[Web page and app entries]
#####

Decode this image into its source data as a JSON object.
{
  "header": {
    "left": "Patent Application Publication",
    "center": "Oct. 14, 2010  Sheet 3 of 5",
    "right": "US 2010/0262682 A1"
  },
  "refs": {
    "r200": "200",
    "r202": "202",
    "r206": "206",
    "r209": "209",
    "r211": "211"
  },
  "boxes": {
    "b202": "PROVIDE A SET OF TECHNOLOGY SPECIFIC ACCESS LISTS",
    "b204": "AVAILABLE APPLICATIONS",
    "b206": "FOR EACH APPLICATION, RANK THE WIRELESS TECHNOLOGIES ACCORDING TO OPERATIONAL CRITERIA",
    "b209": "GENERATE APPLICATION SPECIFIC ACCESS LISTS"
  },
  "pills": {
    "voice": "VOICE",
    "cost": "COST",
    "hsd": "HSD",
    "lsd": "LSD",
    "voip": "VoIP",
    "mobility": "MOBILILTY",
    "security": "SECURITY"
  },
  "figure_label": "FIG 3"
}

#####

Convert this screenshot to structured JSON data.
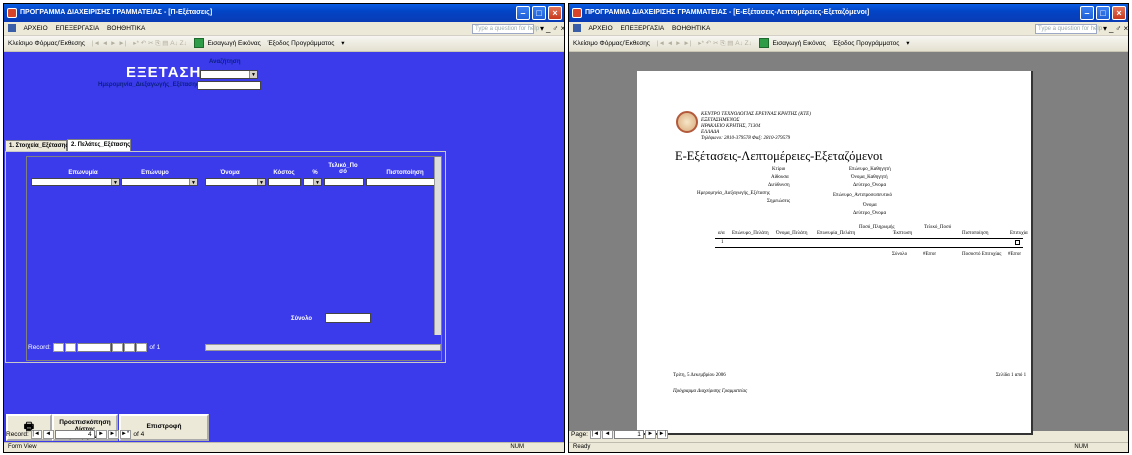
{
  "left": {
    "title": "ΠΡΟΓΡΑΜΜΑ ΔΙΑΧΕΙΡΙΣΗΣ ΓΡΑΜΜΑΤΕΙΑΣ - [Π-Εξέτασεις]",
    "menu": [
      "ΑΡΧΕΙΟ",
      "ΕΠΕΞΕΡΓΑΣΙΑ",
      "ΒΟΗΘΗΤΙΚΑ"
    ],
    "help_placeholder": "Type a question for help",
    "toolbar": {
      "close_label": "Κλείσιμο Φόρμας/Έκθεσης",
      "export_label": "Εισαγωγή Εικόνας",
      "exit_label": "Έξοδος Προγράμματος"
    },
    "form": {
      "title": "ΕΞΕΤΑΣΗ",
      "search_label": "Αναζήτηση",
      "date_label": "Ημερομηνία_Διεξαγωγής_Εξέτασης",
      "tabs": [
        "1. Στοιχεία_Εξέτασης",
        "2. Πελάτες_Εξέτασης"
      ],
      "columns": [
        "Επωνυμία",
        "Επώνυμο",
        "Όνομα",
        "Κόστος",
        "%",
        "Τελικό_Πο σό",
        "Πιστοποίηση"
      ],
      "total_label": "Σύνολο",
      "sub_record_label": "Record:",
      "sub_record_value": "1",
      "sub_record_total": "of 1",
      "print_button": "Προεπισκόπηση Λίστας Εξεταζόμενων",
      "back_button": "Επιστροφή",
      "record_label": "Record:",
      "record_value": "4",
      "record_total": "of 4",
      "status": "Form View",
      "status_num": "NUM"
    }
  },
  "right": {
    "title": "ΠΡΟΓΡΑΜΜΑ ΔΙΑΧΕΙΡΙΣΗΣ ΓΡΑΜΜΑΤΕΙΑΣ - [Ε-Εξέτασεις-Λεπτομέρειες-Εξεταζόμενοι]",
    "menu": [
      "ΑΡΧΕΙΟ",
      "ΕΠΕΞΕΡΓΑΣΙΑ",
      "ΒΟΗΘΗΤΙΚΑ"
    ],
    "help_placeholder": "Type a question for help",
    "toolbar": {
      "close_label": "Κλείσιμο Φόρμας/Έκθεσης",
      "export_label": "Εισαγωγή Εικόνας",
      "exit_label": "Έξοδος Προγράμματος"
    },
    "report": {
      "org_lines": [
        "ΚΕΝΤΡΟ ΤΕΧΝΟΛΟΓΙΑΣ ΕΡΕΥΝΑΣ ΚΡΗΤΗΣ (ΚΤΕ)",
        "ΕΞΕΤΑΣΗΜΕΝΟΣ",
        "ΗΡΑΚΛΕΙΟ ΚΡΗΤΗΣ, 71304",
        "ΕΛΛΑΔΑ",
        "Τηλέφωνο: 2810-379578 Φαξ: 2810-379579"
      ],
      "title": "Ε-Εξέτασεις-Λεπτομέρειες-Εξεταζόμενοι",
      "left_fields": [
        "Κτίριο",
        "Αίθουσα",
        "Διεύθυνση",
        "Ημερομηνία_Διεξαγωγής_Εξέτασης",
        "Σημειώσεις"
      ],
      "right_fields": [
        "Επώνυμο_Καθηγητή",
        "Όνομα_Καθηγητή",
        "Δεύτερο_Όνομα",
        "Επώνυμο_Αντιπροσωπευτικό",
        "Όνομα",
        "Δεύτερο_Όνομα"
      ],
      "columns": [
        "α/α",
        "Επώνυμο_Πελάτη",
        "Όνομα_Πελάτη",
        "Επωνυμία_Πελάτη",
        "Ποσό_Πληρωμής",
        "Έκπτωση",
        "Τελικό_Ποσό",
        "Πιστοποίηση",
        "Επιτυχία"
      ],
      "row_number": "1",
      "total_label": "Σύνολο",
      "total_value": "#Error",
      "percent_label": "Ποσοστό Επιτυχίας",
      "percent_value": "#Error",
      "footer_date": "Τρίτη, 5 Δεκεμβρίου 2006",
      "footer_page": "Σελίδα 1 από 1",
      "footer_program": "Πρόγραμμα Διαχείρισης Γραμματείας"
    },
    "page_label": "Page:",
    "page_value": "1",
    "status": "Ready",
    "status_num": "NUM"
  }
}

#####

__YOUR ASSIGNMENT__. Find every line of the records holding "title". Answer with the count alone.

__RESULT FOR THIS EXERCISE__. 4